Deutetrabenazine, marketed as AUSTEDO, the first deuterated product approved by the FDA, was previously granted Orphan Drug Designation by the FDA. Chorea is one of the most striking physical manifestations of Huntington’s disease and occurs in approximately 90% of patients.
Michael Hayden, M.D., Ph.D., President of Global R&D and Chief Scientific Officer at Teva, said:
“Chorea is a major symptom for many living with Huntington disease. It impacts patients’ functionality and activities of daily living, and there have been limited treatment options for these patients. Based on the results demonstrated in the clinical development program which supported the approval of AUSTEDO and our ongoing commitment to patients, we feel uniquely positioned to bring this treatment option forward.”
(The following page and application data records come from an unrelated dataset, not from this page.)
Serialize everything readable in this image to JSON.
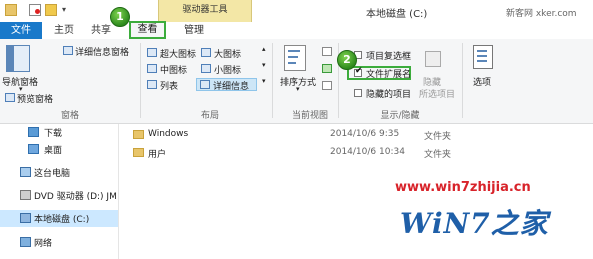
{
  "titlebar": {
    "context_tab_label": "驱动器工具",
    "window_title": "本地磁盘 (C:)",
    "watermark": "新客网 xker.com"
  },
  "tabs": {
    "file": "文件",
    "home": "主页",
    "share": "共享",
    "view": "查看",
    "manage": "管理"
  },
  "badges": {
    "first": "1",
    "second": "2"
  },
  "ribbon": {
    "panes": {
      "navigation_pane": "导航窗格",
      "preview_pane": "预览窗格",
      "details_pane": "详细信息窗格",
      "group_label": "窗格"
    },
    "layout": {
      "extra_large_icons": "超大图标",
      "large_icons": "大图标",
      "medium_icons": "中图标",
      "small_icons": "小图标",
      "list": "列表",
      "details": "详细信息",
      "group_label": "布局"
    },
    "current_view": {
      "sort_by": "排序方式",
      "group_label": "当前视图"
    },
    "show_hide": {
      "item_checkboxes": "项目复选框",
      "file_extensions": "文件扩展名",
      "hidden_items": "隐藏的项目",
      "hide_selected": "隐藏",
      "hide_selected_items": "所选项目",
      "group_label": "显示/隐藏",
      "item_checkboxes_checked": false,
      "file_extensions_checked": true,
      "hidden_items_checked": false
    },
    "options": {
      "label": "选项"
    }
  },
  "nav": {
    "downloads": "下载",
    "desktop": "桌面",
    "this_pc": "这台电脑",
    "dvd_drive": "DVD 驱动器 (D:) JM",
    "local_disk": "本地磁盘 (C:)",
    "network": "网络"
  },
  "files": [
    {
      "name": "Windows",
      "date": "2014/10/6 9:35",
      "type": "文件夹"
    },
    {
      "name": "用户",
      "date": "2014/10/6 10:34",
      "type": "文件夹"
    }
  ],
  "watermark": {
    "url": "www.win7zhijia.cn",
    "logo": "WiN7之家"
  },
  "colors": {
    "file_tab": "#1979ca",
    "highlight_green": "#3cac3c",
    "context_tab": "#f3e7a6",
    "selected_nav": "#cce8ff",
    "watermark_red": "#d8232a"
  }
}
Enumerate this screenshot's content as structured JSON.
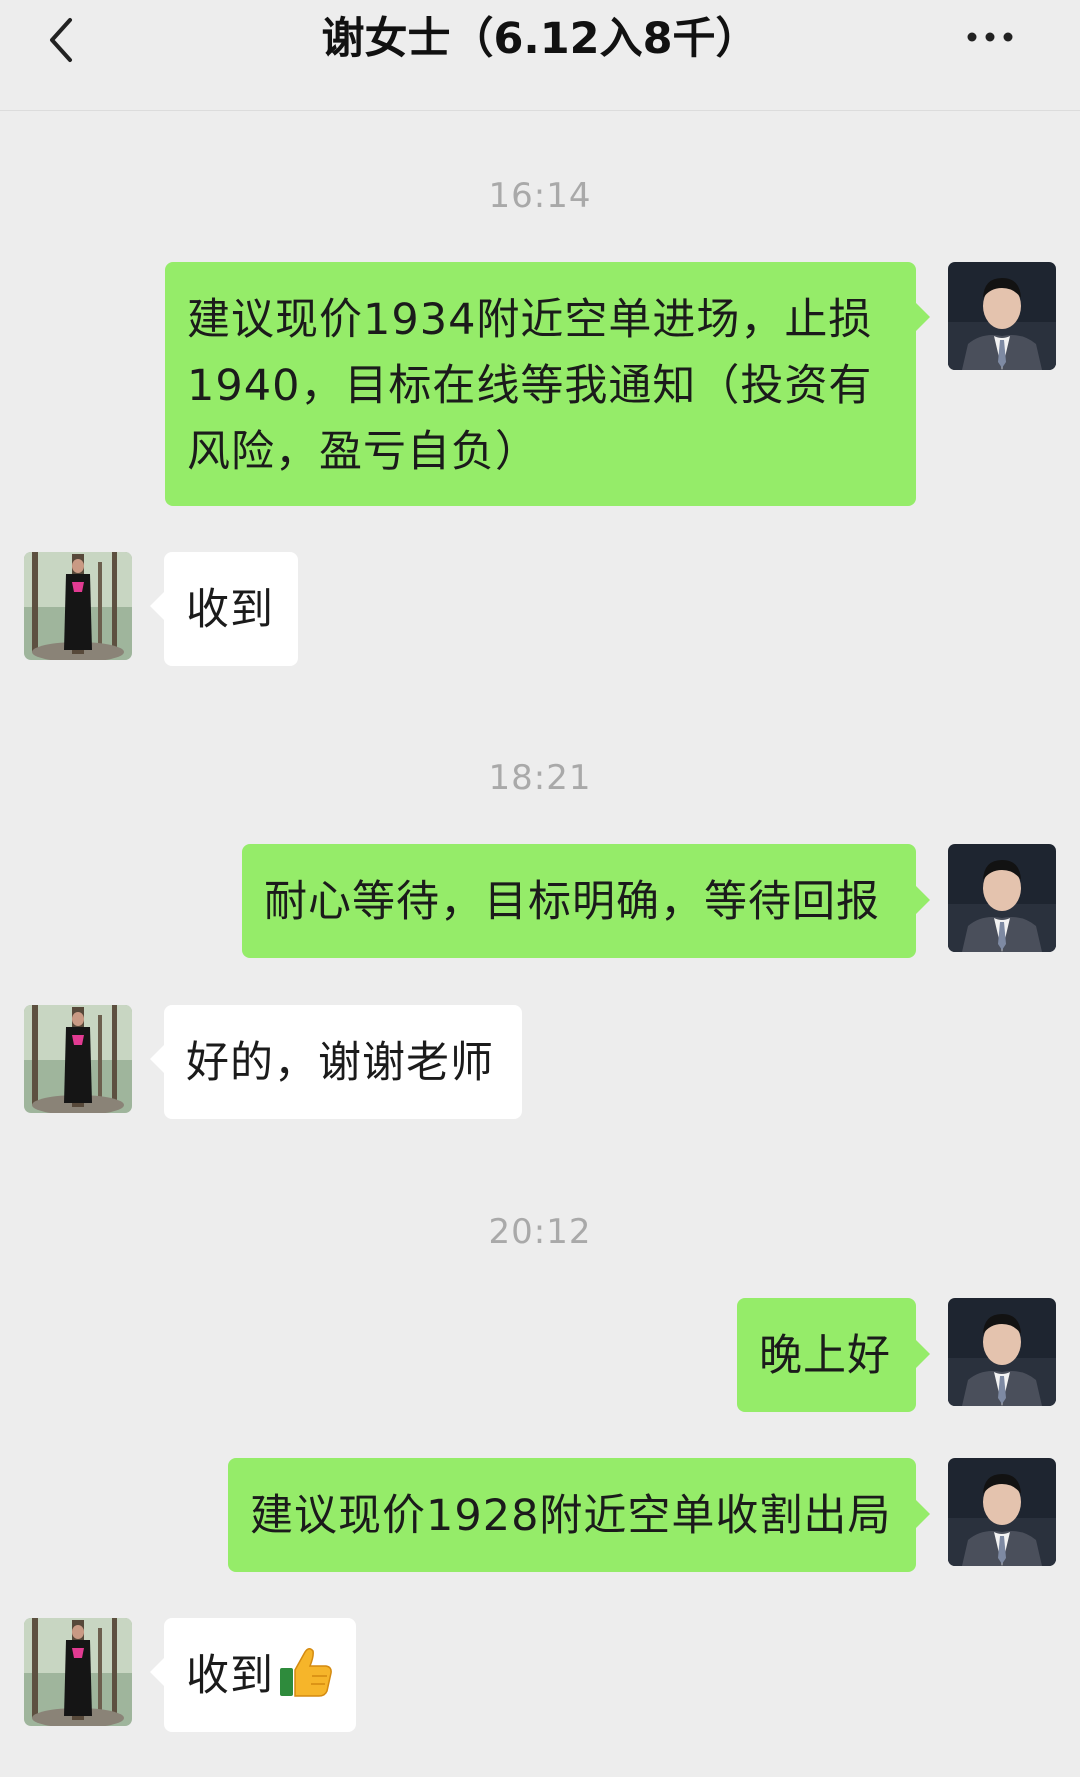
{
  "header": {
    "title": "谢女士（6.12入8千）",
    "back_icon": "chevron-left-icon",
    "more_icon": "more-icon"
  },
  "messages": [
    {
      "type": "time",
      "text": "16:14"
    },
    {
      "type": "msg",
      "from": "me",
      "text": "建议现价1934附近空单进场，止损1940，目标在线等我通知（投资有风险，盈亏自负）"
    },
    {
      "type": "msg",
      "from": "them",
      "text": "收到"
    },
    {
      "type": "time",
      "text": "18:21"
    },
    {
      "type": "msg",
      "from": "me",
      "text": "耐心等待，目标明确，等待回报"
    },
    {
      "type": "msg",
      "from": "them",
      "text": "好的，谢谢老师"
    },
    {
      "type": "time",
      "text": "20:12"
    },
    {
      "type": "msg",
      "from": "me",
      "text": "晚上好"
    },
    {
      "type": "msg",
      "from": "me",
      "text": "建议现价1928附近空单收割出局"
    },
    {
      "type": "msg",
      "from": "them",
      "text": "收到",
      "emoji": "thumbs-up-icon"
    }
  ],
  "colors": {
    "my_bubble": "#95ec69",
    "their_bubble": "#ffffff",
    "background": "#ededed"
  }
}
Huntington’s disease (HD) is caused by degeneration of cells in the brain, the neurons, as a result of genetic changes. The symptoms of this disease that runs in families first become apparent in middle age, and it progresses over 15 to 20 years before leading to an inevitable death. Both the speed at which the disease progresses and the age of onset varies from one person to another.
The FDA approval of deutetrabenazine tablets was based on results from a Phase III randomized, placebo-controlled clinical trial to assess the safety and efficacy of AUSTEDO in reducing chorea in patients with HD (First-HD). Deutetrabenazine is an analog of tetrabenazine in which six hydrogen atoms have been replaced by deuterium atoms. The incorporation of deuterium slows the rate of drug metabolism, allowing less frequent dosing.
Image: Elisa Cabiscol